Multiple Sclerosis (MS) is an inflammatory demyelinating disease of the central nervous system (CNS) where pathology is thought to be regulated by autoreactive T cells of the Th1 and Th17 phenotype. In this study we sought to understand the functions of Presenilin 1 (PSEN1) in regulating T cell effector responses in the experimental autoimmune encephalomyelitis (EAE) murine model of MS. PSEN1 is the catalytic subunit of γ-secretase a multimo-lecular protease that mediates intramembranous proteolysis. γ-secretase is known to regulate several pathways of immune importance. Here we examine the effects of disrupting PSEN1 functions on EAE and T effector differentiation using small molecule inhibitors of γ-secretase (GSI) and T cell-specific conditional knockout mice (PSEN1 cKO). Surprisingly, blocking PSEN1 function by GSI treatment or PSEN1 cKO had little effect on the development or course of MOG35-55-induced EAE. In vivo GSI administration reduced the number of myelin antigen-specific T cells and suppressed Th1 and Th17 differentiation following immunization. In vitro, GSI treatment inhibited Th1 differentiation in neutral but not IL-12 polarizing conditions. Th17 differentiation was also suppressed by the presence of GSI in all conditions and GSI-treated Th17 T cells failed to induce EAE following adoptive transfer. PSEN cKO T cells showed reduced Th1 and Th17 differentiation. We conclude that γ-secretase and PSEN1-dependent signals are involved in T effector responses in vivo and potently regulate T effector differentiation in vitro, however, they are dispensable for EAE.
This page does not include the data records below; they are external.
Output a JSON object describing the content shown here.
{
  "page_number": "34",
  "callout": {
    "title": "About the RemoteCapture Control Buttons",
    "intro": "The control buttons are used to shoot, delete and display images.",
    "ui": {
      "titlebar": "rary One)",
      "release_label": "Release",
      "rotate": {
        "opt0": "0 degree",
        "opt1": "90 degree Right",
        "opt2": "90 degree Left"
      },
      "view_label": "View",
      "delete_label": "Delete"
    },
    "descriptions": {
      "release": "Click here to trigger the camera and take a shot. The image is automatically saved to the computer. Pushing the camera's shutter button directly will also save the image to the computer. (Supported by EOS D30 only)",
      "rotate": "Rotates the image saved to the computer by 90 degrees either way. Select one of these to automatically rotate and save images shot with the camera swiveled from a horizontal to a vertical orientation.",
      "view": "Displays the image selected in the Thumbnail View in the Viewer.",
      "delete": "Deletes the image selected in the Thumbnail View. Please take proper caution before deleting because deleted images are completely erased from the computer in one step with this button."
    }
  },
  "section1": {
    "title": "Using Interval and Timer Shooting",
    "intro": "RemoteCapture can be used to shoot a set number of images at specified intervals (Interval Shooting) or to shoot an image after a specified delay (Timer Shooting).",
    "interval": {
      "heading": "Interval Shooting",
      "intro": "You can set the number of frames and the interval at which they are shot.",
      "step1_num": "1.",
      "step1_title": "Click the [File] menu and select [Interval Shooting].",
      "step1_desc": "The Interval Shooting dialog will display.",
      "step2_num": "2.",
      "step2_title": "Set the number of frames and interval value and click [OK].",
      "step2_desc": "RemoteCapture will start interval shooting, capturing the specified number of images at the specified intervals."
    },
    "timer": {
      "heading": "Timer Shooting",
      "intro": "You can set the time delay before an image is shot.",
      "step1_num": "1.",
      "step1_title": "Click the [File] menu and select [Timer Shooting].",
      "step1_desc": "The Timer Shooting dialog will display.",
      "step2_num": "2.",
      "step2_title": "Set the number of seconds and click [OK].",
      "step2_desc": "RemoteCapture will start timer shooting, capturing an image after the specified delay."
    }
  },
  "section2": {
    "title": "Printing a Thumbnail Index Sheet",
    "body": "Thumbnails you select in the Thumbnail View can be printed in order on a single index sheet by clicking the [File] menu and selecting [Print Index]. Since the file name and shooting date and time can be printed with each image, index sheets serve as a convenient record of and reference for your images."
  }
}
ASJC Scopus subject areas
- Biochemistry, Genetics and Molecular Biology(all)
- Agricultural and Biological Sciences(all)